[PROVIDED MATERIAL — start]

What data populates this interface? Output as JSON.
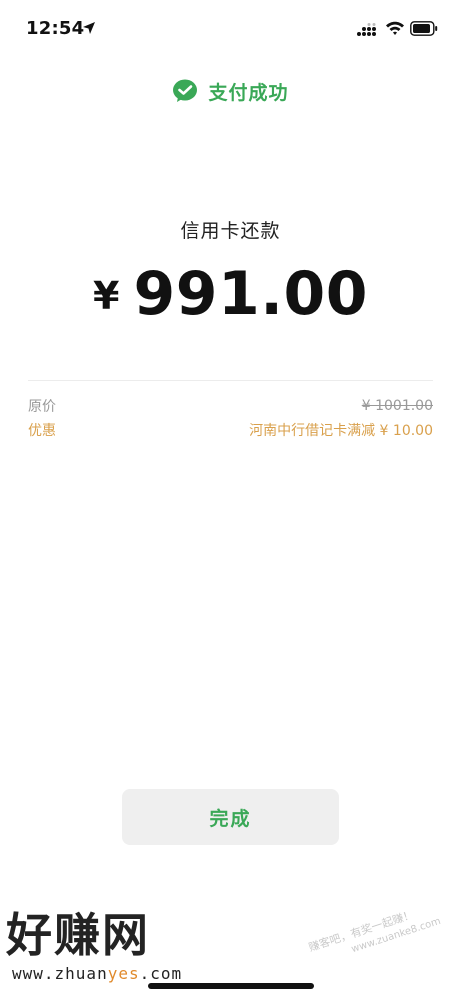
{
  "status_bar": {
    "time": "12:54",
    "icons": [
      "location-arrow-icon",
      "signal-icon",
      "wifi-icon",
      "battery-icon"
    ]
  },
  "header": {
    "success_text": "支付成功",
    "icon": "wechat-pay-icon",
    "accent_color": "#3aa857"
  },
  "payment": {
    "title": "信用卡还款",
    "currency": "¥",
    "amount": "991.00"
  },
  "details": {
    "original_label": "原价",
    "original_value": "¥ 1001.00",
    "discount_label": "优惠",
    "discount_value": "河南中行借记卡满减 ¥ 10.00",
    "discount_color": "#d9a04c"
  },
  "done_button_label": "完成",
  "watermark": {
    "logo_text": "好赚网",
    "url_prefix": "www.zhuan",
    "url_highlight": "yes",
    "url_suffix": ".com",
    "seal_line1": "赚客吧，有奖一起赚！",
    "seal_line2": "www.zuanke8.com"
  }
}
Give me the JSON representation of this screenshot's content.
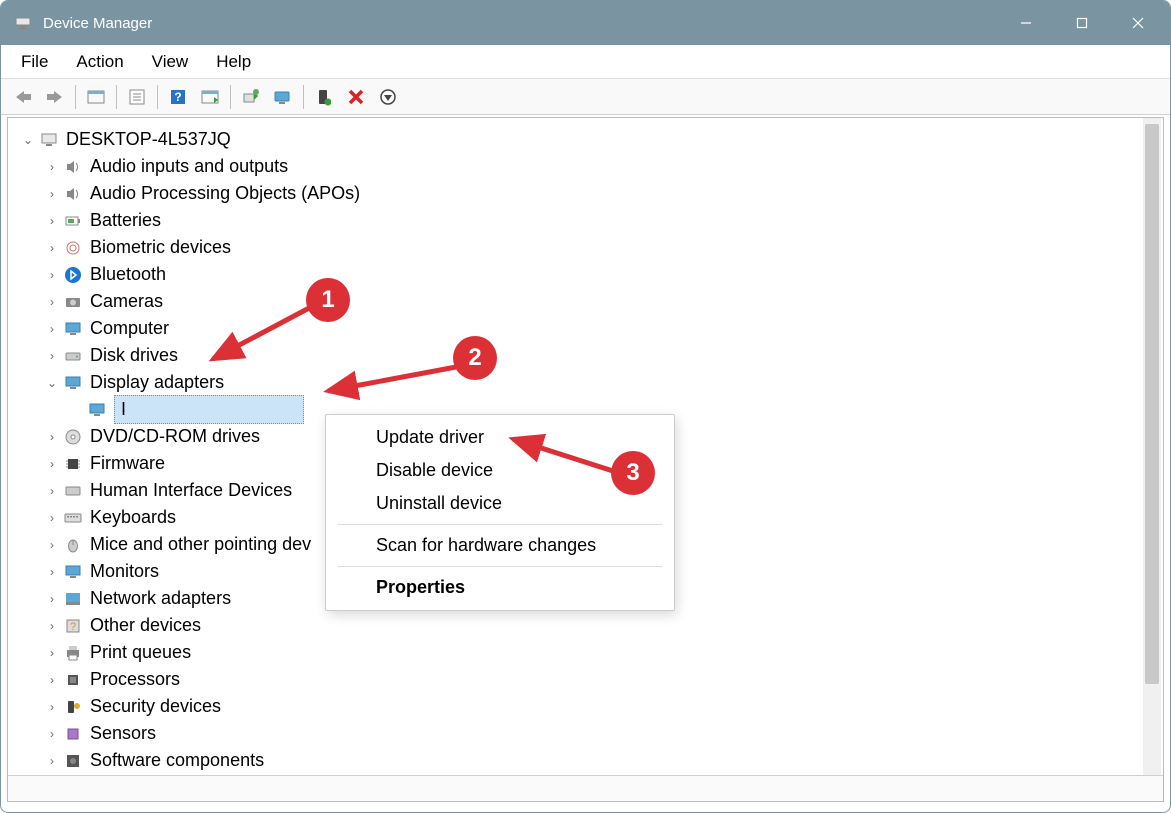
{
  "window": {
    "title": "Device Manager"
  },
  "menu": [
    "File",
    "Action",
    "View",
    "Help"
  ],
  "tree": {
    "root": "DESKTOP-4L537JQ",
    "items": [
      {
        "label": "Audio inputs and outputs",
        "icon": "speaker"
      },
      {
        "label": "Audio Processing Objects (APOs)",
        "icon": "speaker"
      },
      {
        "label": "Batteries",
        "icon": "battery"
      },
      {
        "label": "Biometric devices",
        "icon": "fingerprint"
      },
      {
        "label": "Bluetooth",
        "icon": "bluetooth"
      },
      {
        "label": "Cameras",
        "icon": "camera"
      },
      {
        "label": "Computer",
        "icon": "computer"
      },
      {
        "label": "Disk drives",
        "icon": "disk"
      },
      {
        "label": "Display adapters",
        "icon": "display",
        "expanded": true
      },
      {
        "label": "DVD/CD-ROM drives",
        "icon": "dvd"
      },
      {
        "label": "Firmware",
        "icon": "chip"
      },
      {
        "label": "Human Interface Devices",
        "icon": "hid"
      },
      {
        "label": "Keyboards",
        "icon": "keyboard"
      },
      {
        "label": "Mice and other pointing dev",
        "icon": "mouse"
      },
      {
        "label": "Monitors",
        "icon": "monitor"
      },
      {
        "label": "Network adapters",
        "icon": "network"
      },
      {
        "label": "Other devices",
        "icon": "other"
      },
      {
        "label": "Print queues",
        "icon": "printer"
      },
      {
        "label": "Processors",
        "icon": "cpu"
      },
      {
        "label": "Security devices",
        "icon": "security"
      },
      {
        "label": "Sensors",
        "icon": "sensor"
      },
      {
        "label": "Software components",
        "icon": "software"
      }
    ],
    "selected_child": "I"
  },
  "context_menu": {
    "items": [
      {
        "label": "Update driver"
      },
      {
        "label": "Disable device"
      },
      {
        "label": "Uninstall device"
      },
      {
        "sep": true
      },
      {
        "label": "Scan for hardware changes"
      },
      {
        "sep": true
      },
      {
        "label": "Properties",
        "bold": true
      }
    ]
  },
  "annotations": {
    "1": "1",
    "2": "2",
    "3": "3"
  }
}
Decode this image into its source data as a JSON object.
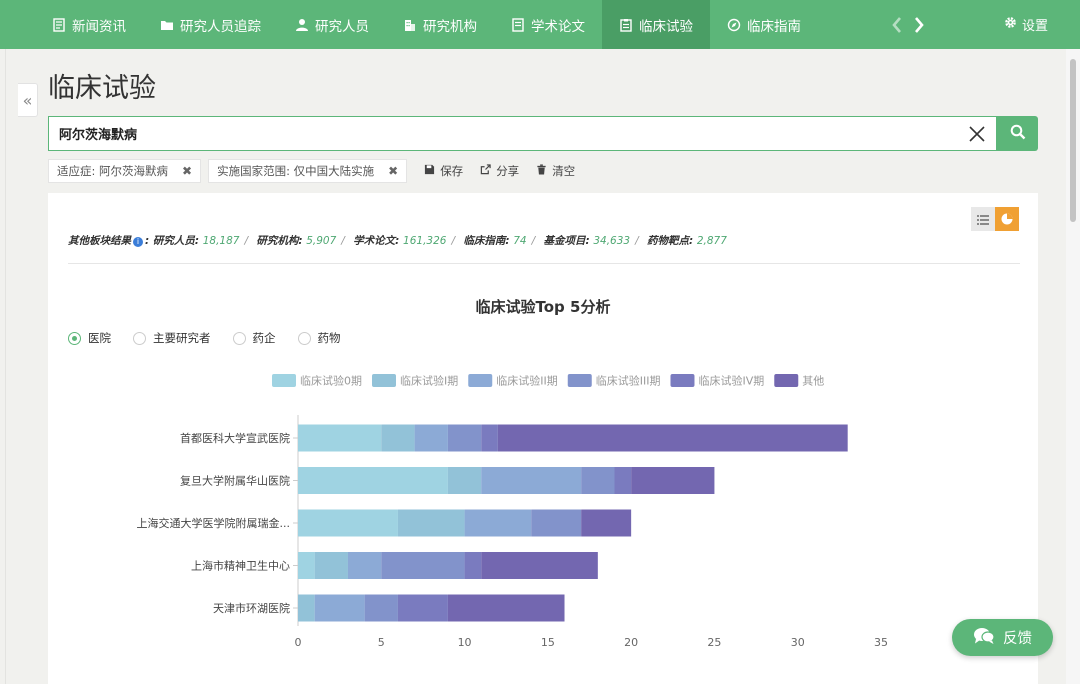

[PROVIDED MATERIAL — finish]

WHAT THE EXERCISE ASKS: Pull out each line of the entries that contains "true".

EXERCISE ANSWER:
        "expanded": true
        "sep": true
        "sep": true
        "bold": true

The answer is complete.